Exterior

Strike Plates

The strike plate is attached to the door frame. The metal bolt of the door lock slides into the strike plate to secure the door to the door frame. Heavy duty strike plates, installed with long screws (ideally, at least 3″), offer good resistance against force. Strike plates and boxes should be installed with screws long enough to reach the stud behind the jamb.

Replace weak strike plate with High Security Strike Plate.  Fasten with long screws.  This will also strengthen the frame system. Replace weak strike plate on wood frames with High Security Strike Box.

Hinges

If an entry door swings outward, the knuckles of the hinges must be exposed and it may be possible to remove the hinge pins to gain entry. One solution to this problem is to replace hinges that have removable pins with hinges having non-removable pins (available at hardware stores).

Another solution is to remove the two opposing screws (door and frame side) from the top and bottom hinges. Then insert a large finishing nail in the screw hole on the frame side, but do not hammer the nail in all the way; instead leave the head of the nail exposed ¼” to ½” above the surface of the hinge. Close the door slowly and insure the exposed nail meets and extends into the screw hold on the opposite hinge.

Sliding Glass Doors

Sliding glass doors (sometimes referred to as acacia doors) are easy for a burglar to enter if no remedial action is taken. Often, the door panels can simply be lifted out of the tracks. To deal with this problem, open the active door and install a number of wood screws in the track, allowing the screw to project down 3/8″ to 1/2″ or so. Slide the door closed, making sure the extended screws pass freely over the top rail of the door. Now try to lift the door from the track; upward movement should be stopped by the screws before the door can clear the bottom track.

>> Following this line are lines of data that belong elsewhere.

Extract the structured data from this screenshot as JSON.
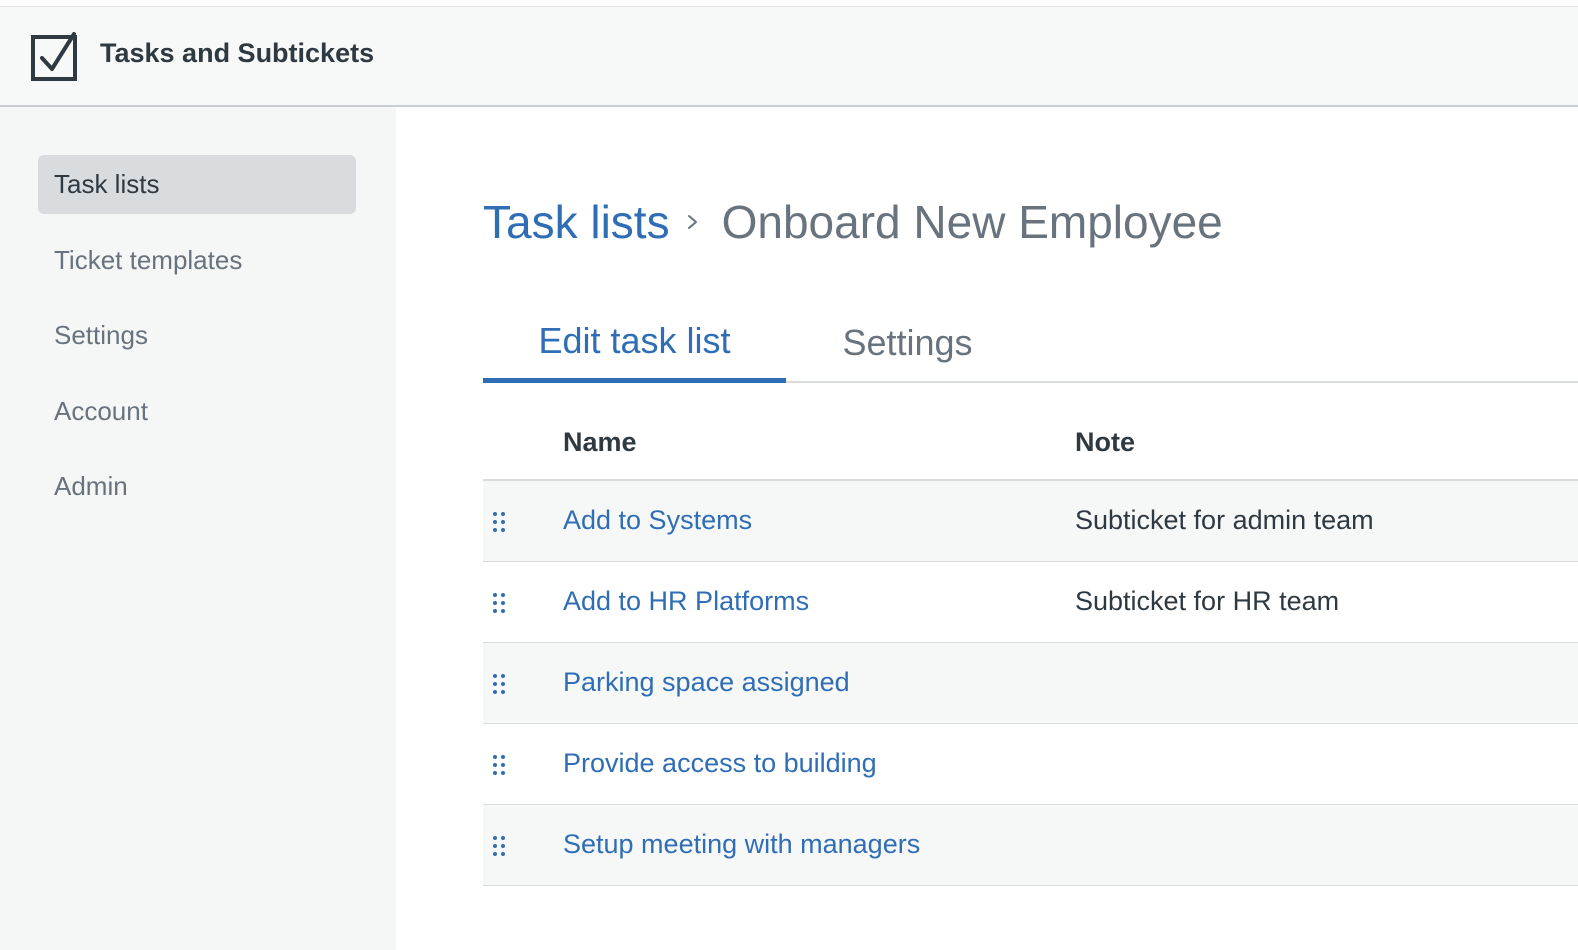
{
  "header": {
    "title": "Tasks and Subtickets",
    "logo_icon": "checkbox-icon"
  },
  "sidebar": {
    "items": [
      {
        "label": "Task lists",
        "active": true
      },
      {
        "label": "Ticket templates",
        "active": false
      },
      {
        "label": "Settings",
        "active": false
      },
      {
        "label": "Account",
        "active": false
      },
      {
        "label": "Admin",
        "active": false
      }
    ]
  },
  "breadcrumb": {
    "parent": "Task lists",
    "separator_icon": "chevron-right-icon",
    "current": "Onboard New Employee"
  },
  "tabs": [
    {
      "label": "Edit task list",
      "active": true
    },
    {
      "label": "Settings",
      "active": false
    }
  ],
  "table": {
    "columns": [
      "Name",
      "Note"
    ],
    "rows": [
      {
        "name": "Add to Systems",
        "note": "Subticket for admin team"
      },
      {
        "name": "Add to HR Platforms",
        "note": "Subticket for HR team"
      },
      {
        "name": "Parking space assigned",
        "note": ""
      },
      {
        "name": "Provide access to building",
        "note": ""
      },
      {
        "name": "Setup meeting with managers",
        "note": ""
      }
    ],
    "drag_icon": "drag-handle-icon"
  },
  "colors": {
    "accent": "#2f6db5",
    "text": "#2f3941",
    "muted": "#68737d"
  }
}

Once the door has been secured from lifting, an auxiliary lock is needed because more than likely, the standard lock supplied with the door is nothing more than a small hook bolt that can easily be forced open. Locking bars (commonly called the “Charlie Bar”) are ideal for this purpose; but a length of dowel —— an old broom or mop handle, for example —— can also be placed in the bottom track to keep the door from being pushed open. The dowel should be cut to a length so it fits snugly in the track between the wall and the door frame. If ventilation is needed, another dowel could be cut a few inches shorter to permit the sliding door to be opened no greater that six (6) inches. There are also a number of commercially produced locking devices for sliding glass doors. Those operated by keys are recommended for better security.

Garage Doors

The failure to close and lock the garage door often presents the most serious security problem in the home. This should always be emphasized to the homeowner. The following are a series of recommendations related to garage door security:

  • The garage door should be locked at all times (even when the occupant is at home);
  • Overhead track operated doors are best secured with electronic door openers. They should be of the type that can be disconnected from inside the garage in the event the home is unoccupied for long periods of time;
  • A good case hardened padlock on which both ends of the shackle engage, should be used to secure the garage door;
  • For garage doors with overhead tracking, drill holes into the track above a roller with a pin or padlock inserted through the slot;
  • For garage doors that are counter-balanced, secure with two case-hardened hasps and padlocks bolted onto both sides of the door;
  • For garage doors that have a double out swing, mount heavy duty slide bolts to the inside of one door at the top and bottom to make it stationary. A case hardened hasp and padlock can then be bolted on to secure the active door to the inactive door;
  • The door leading from the garage into the home should be a solid wood or metal core door and should have a good quality deadbolt lock on it;
  • If a garage door has a “doggie door,” this can be a means of access for a burglar;
  • Homeowners should be cautioned not to leave garage door openers in vehicles parked outside, as they  can obviously be used for easy access into the garage.